No pictures go into the copy. Write out every line below exactly.

_Data about app and page elements_:

· · ·

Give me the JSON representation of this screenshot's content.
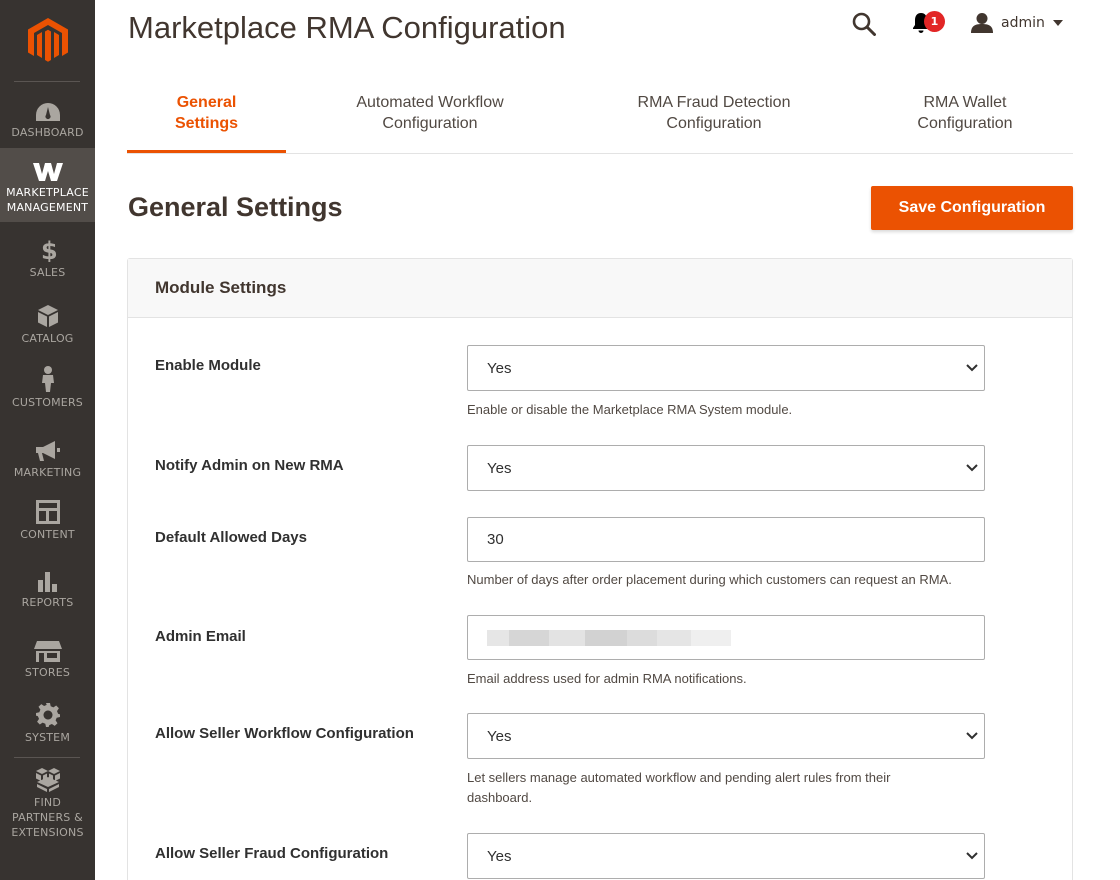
{
  "colors": {
    "accent": "#eb5202",
    "sidebar_bg": "#373330",
    "sidebar_active": "#524d49",
    "badge": "#e22626"
  },
  "sidebar": {
    "items": [
      {
        "label": "DASHBOARD",
        "icon": "dashboard-icon"
      },
      {
        "label": "MARKETPLACE MANAGEMENT",
        "icon": "marketplace-icon",
        "active": true
      },
      {
        "label": "SALES",
        "icon": "dollar-icon"
      },
      {
        "label": "CATALOG",
        "icon": "box-icon"
      },
      {
        "label": "CUSTOMERS",
        "icon": "person-icon"
      },
      {
        "label": "MARKETING",
        "icon": "megaphone-icon"
      },
      {
        "label": "CONTENT",
        "icon": "content-icon"
      },
      {
        "label": "REPORTS",
        "icon": "bar-chart-icon"
      },
      {
        "label": "STORES",
        "icon": "store-icon"
      },
      {
        "label": "SYSTEM",
        "icon": "gear-icon"
      },
      {
        "label": "FIND PARTNERS & EXTENSIONS",
        "icon": "extensions-icon"
      }
    ]
  },
  "header": {
    "title": "Marketplace RMA Configuration",
    "notifications_count": "1",
    "user": "admin"
  },
  "tabs": [
    {
      "label": "General Settings",
      "active": true
    },
    {
      "label": "Automated Workflow Configuration"
    },
    {
      "label": "RMA Fraud Detection Configuration"
    },
    {
      "label": "RMA Wallet Configuration"
    }
  ],
  "section_title": "General Settings",
  "save_label": "Save Configuration",
  "card": {
    "title": "Module Settings",
    "fields": [
      {
        "label": "Enable Module",
        "type": "select",
        "value": "Yes",
        "help": "Enable or disable the Marketplace RMA System module."
      },
      {
        "label": "Notify Admin on New RMA",
        "type": "select",
        "value": "Yes",
        "help": ""
      },
      {
        "label": "Default Allowed Days",
        "type": "text",
        "value": "30",
        "help": "Number of days after order placement during which customers can request an RMA."
      },
      {
        "label": "Admin Email",
        "type": "text",
        "value": "",
        "help": "Email address used for admin RMA notifications."
      },
      {
        "label": "Allow Seller Workflow Configuration",
        "type": "select",
        "value": "Yes",
        "help": "Let sellers manage automated workflow and pending alert rules from their dashboard."
      },
      {
        "label": "Allow Seller Fraud Configuration",
        "type": "select",
        "value": "Yes",
        "help": ""
      }
    ]
  }
}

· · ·

_WRITTEN ANSWER_:
Give me the JSON representation of this screenshot's content.
{
  "colors": {
    "accent": "#eb5202",
    "sidebar_bg": "#373330",
    "sidebar_active": "#524d49",
    "badge": "#e22626"
  },
  "sidebar": {
    "items": [
      {
        "label": "DASHBOARD",
        "icon": "dashboard-icon"
      },
      {
        "label": "MARKETPLACE MANAGEMENT",
        "icon": "marketplace-icon",
        "active": true
      },
      {
        "label": "SALES",
        "icon": "dollar-icon"
      },
      {
        "label": "CATALOG",
        "icon": "box-icon"
      },
      {
        "label": "CUSTOMERS",
        "icon": "person-icon"
      },
      {
        "label": "MARKETING",
        "icon": "megaphone-icon"
      },
      {
        "label": "CONTENT",
        "icon": "content-icon"
      },
      {
        "label": "REPORTS",
        "icon": "bar-chart-icon"
      },
      {
        "label": "STORES",
        "icon": "store-icon"
      },
      {
        "label": "SYSTEM",
        "icon": "gear-icon"
      },
      {
        "label": "FIND PARTNERS & EXTENSIONS",
        "icon": "extensions-icon"
      }
    ]
  },
  "header": {
    "title": "Marketplace RMA Configuration",
    "notifications_count": "1",
    "user": "admin"
  },
  "tabs": [
    {
      "label": "General Settings",
      "active": true
    },
    {
      "label": "Automated Workflow Configuration"
    },
    {
      "label": "RMA Fraud Detection Configuration"
    },
    {
      "label": "RMA Wallet Configuration"
    }
  ],
  "section_title": "General Settings",
  "save_label": "Save Configuration",
  "card": {
    "title": "Module Settings",
    "fields": [
      {
        "label": "Enable Module",
        "type": "select",
        "value": "Yes",
        "help": "Enable or disable the Marketplace RMA System module."
      },
      {
        "label": "Notify Admin on New RMA",
        "type": "select",
        "value": "Yes",
        "help": ""
      },
      {
        "label": "Default Allowed Days",
        "type": "text",
        "value": "30",
        "help": "Number of days after order placement during which customers can request an RMA."
      },
      {
        "label": "Admin Email",
        "type": "text",
        "value": "",
        "help": "Email address used for admin RMA notifications."
      },
      {
        "label": "Allow Seller Workflow Configuration",
        "type": "select",
        "value": "Yes",
        "help": "Let sellers manage automated workflow and pending alert rules from their dashboard."
      },
      {
        "label": "Allow Seller Fraud Configuration",
        "type": "select",
        "value": "Yes",
        "help": ""
      }
    ]
  }
}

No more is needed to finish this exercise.